A person who is found to be in breach of the requirements of the Immigration Act 2004 may have committed an offence. A person found guilty of such an offence is liable under Section 13 of the Act of 2004 to a fine not exceeding €3,000 or to imprisonment for a term not exceeding 12 months or to both. It is also likely that the person concerned, if he is in employment, would require a work permit issued by the Department of Jobs, Enterprise and Innovation. In general, a work permit is only issued where there is no Irish or EEA national available and qualified to do the particular job concerned. A non EEA national who does not have a valid work permit and works in the State is in breach of the Employment Permits Acts 2003 and 2006. Indeed, the employer is also liable to sanction for breaches of these Acts.

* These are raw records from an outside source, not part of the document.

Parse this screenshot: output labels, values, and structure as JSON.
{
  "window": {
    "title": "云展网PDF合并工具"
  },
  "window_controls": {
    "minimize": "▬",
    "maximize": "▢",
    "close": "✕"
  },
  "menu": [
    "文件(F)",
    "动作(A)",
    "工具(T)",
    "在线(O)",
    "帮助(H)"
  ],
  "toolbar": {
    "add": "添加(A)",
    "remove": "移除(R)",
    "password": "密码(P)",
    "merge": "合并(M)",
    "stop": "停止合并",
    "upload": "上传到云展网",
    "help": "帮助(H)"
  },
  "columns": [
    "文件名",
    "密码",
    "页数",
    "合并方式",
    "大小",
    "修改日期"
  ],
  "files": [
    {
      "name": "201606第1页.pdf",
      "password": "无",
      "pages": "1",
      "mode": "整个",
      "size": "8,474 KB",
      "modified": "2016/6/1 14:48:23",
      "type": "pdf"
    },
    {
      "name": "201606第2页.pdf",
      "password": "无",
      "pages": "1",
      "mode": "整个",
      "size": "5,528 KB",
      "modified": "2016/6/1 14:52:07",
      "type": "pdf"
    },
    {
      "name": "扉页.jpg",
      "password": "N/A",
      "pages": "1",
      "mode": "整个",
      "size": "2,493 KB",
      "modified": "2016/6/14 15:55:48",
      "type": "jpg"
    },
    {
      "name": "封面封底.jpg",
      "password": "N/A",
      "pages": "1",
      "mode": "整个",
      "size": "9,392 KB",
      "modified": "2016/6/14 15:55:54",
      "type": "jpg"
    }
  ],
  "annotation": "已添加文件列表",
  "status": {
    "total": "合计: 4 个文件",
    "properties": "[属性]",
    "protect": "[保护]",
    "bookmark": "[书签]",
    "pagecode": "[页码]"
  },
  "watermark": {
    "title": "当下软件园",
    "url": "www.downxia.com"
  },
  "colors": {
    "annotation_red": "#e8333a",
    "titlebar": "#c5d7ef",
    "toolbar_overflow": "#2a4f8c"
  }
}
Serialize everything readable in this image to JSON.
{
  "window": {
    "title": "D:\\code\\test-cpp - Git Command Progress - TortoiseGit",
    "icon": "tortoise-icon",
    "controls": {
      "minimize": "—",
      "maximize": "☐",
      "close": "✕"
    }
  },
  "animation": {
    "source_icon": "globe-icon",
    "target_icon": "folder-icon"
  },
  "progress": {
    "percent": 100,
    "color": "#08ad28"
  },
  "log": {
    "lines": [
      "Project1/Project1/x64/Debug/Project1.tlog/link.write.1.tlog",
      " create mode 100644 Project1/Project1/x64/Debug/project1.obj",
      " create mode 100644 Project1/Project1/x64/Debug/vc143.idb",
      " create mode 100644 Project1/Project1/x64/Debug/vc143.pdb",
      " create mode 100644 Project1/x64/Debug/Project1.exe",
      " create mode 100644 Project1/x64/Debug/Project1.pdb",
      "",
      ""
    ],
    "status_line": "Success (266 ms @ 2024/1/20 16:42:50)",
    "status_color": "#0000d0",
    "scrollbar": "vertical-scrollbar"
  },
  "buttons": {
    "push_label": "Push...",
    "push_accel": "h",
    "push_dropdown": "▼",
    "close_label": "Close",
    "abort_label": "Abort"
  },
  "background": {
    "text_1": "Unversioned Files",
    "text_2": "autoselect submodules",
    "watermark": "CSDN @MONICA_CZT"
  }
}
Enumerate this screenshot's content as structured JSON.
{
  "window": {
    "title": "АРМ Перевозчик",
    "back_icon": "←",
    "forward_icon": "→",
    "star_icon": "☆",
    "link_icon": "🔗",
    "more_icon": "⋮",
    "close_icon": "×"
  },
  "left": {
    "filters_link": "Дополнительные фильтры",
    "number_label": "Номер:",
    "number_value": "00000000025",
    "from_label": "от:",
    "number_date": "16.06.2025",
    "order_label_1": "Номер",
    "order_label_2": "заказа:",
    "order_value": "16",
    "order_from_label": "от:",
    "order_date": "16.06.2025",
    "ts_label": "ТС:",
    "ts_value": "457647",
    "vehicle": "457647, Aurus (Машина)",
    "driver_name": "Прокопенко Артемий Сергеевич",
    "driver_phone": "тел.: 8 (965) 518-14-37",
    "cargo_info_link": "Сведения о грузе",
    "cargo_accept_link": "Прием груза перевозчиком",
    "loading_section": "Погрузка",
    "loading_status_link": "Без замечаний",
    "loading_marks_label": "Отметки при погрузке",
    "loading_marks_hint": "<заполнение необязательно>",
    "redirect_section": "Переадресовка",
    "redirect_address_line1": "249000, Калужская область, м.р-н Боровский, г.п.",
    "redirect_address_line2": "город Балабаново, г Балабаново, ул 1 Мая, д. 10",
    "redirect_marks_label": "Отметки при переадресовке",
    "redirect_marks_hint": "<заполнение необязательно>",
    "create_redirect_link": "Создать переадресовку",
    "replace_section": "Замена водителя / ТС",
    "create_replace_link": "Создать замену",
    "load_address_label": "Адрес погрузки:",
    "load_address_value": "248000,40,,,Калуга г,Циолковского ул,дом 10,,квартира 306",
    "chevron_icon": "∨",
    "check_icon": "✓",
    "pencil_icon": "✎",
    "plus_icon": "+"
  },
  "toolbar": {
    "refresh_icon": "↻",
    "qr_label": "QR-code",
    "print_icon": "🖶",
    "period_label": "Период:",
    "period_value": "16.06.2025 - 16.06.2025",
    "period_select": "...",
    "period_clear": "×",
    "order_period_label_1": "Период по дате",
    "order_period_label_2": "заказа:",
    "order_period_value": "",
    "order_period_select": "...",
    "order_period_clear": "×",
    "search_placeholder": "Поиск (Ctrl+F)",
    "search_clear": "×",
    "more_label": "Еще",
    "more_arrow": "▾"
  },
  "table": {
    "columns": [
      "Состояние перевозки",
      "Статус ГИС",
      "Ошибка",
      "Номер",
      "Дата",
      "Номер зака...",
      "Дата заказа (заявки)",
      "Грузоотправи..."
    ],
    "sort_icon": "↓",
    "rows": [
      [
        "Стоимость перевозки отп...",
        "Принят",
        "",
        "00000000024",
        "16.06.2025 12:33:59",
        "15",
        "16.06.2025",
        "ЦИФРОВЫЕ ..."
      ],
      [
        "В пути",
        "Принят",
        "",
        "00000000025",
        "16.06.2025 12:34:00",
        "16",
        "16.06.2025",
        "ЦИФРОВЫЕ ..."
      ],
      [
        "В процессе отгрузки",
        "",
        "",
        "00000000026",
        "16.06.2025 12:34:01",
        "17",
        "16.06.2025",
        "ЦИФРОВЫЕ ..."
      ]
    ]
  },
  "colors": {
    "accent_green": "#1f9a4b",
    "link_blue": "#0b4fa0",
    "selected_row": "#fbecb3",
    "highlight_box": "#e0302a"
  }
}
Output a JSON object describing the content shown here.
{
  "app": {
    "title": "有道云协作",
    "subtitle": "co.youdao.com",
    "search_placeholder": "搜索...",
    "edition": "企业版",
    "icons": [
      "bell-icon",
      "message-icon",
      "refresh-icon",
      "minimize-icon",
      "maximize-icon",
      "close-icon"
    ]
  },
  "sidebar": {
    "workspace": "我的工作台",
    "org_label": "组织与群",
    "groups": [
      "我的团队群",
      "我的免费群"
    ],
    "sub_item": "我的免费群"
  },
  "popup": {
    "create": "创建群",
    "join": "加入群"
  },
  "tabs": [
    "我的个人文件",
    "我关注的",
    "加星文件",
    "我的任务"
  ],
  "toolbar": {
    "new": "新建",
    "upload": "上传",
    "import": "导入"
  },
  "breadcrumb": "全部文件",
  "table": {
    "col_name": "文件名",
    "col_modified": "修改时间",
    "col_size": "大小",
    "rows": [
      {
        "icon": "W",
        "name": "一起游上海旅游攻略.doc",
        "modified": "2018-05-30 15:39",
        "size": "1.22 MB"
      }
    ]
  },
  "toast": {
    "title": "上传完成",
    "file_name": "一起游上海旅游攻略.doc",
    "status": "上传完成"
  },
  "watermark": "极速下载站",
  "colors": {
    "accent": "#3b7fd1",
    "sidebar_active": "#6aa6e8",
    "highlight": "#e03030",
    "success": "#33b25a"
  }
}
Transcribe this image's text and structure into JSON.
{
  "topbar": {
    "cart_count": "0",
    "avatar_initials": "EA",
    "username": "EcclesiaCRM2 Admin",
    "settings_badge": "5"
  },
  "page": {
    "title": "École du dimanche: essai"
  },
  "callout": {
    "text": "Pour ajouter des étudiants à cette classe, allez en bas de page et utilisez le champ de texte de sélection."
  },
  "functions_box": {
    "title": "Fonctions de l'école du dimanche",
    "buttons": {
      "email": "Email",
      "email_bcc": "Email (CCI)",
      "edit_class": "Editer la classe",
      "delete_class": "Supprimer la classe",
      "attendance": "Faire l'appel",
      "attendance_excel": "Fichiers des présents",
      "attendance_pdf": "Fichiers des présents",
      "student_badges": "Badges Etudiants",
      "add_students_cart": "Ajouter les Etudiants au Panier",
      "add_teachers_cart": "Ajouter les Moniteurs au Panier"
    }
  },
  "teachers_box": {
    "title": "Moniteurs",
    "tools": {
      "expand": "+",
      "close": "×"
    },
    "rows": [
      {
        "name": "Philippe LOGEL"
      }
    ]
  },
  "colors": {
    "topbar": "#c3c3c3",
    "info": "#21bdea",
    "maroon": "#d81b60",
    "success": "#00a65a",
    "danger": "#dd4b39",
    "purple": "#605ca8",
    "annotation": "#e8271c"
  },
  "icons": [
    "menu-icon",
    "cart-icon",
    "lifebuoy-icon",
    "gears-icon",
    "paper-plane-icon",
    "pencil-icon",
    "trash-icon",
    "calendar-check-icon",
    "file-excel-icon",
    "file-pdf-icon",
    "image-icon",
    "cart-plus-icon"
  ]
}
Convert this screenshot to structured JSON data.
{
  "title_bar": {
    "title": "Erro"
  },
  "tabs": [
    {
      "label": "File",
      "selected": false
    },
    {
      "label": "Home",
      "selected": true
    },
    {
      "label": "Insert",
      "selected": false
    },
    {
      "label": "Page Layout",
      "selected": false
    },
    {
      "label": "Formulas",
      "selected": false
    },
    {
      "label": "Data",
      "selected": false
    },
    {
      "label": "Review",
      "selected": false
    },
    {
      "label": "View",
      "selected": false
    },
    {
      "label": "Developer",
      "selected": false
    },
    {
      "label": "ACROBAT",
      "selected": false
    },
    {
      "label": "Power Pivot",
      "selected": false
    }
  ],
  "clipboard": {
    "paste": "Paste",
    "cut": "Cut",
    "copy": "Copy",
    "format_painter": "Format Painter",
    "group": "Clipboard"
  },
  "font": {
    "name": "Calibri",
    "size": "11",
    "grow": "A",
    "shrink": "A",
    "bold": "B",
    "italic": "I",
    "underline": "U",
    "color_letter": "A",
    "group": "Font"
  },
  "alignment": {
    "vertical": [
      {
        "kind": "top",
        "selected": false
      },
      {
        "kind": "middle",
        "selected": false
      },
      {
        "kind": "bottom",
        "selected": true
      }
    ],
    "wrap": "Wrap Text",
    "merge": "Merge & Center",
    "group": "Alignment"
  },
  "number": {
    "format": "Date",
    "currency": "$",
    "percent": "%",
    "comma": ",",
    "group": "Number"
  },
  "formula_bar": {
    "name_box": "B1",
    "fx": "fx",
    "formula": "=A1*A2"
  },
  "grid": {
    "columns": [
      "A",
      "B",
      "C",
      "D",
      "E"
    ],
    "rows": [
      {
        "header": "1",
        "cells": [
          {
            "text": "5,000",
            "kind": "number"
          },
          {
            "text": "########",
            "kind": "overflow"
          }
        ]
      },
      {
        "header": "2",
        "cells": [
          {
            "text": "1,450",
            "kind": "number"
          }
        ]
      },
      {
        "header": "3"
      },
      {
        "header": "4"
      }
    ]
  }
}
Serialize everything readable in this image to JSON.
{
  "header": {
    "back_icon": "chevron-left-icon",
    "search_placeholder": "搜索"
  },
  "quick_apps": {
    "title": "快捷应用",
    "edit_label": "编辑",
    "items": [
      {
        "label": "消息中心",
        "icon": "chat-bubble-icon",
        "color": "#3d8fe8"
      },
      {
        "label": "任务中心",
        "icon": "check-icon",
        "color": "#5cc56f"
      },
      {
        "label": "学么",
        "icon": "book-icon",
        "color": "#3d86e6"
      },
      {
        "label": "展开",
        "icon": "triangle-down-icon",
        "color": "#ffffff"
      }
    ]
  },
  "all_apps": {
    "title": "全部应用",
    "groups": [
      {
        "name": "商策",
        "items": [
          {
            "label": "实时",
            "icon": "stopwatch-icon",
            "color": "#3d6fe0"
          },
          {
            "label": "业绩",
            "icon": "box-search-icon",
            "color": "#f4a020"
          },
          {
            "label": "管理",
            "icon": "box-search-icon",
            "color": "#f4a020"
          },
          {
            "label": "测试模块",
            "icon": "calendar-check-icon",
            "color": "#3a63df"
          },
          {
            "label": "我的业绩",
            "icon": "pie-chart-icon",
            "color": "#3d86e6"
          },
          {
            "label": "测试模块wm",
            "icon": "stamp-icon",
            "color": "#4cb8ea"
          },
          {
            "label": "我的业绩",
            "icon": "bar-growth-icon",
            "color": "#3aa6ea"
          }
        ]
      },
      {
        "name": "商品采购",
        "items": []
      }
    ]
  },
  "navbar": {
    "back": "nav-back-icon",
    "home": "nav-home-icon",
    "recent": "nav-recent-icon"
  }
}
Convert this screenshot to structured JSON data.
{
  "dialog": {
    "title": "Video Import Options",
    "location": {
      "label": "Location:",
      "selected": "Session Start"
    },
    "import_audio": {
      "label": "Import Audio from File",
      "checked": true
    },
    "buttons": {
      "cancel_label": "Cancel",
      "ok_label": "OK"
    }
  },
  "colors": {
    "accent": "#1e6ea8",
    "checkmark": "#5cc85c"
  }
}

I would strongly advise that, as a matter of urgency, the person concerned contacts the General Immigration Division, INIS, 13/14 Burgh Quay, Dublin 2 in relation to his situation.

Queries in relation to the status of individual immigration cases may be made directly to the INIS by e-mail using the Oireachtas Mail facility which has been specifically established for this purpose. This service enables up-to-date information on such cases to be obtained without the need to seek information by way of the Parliamentary Questions process. The Deputy may consider using the e-mail service except in cases where the response from the INIS is, in the Deputy's view, inadequate of too long awaited.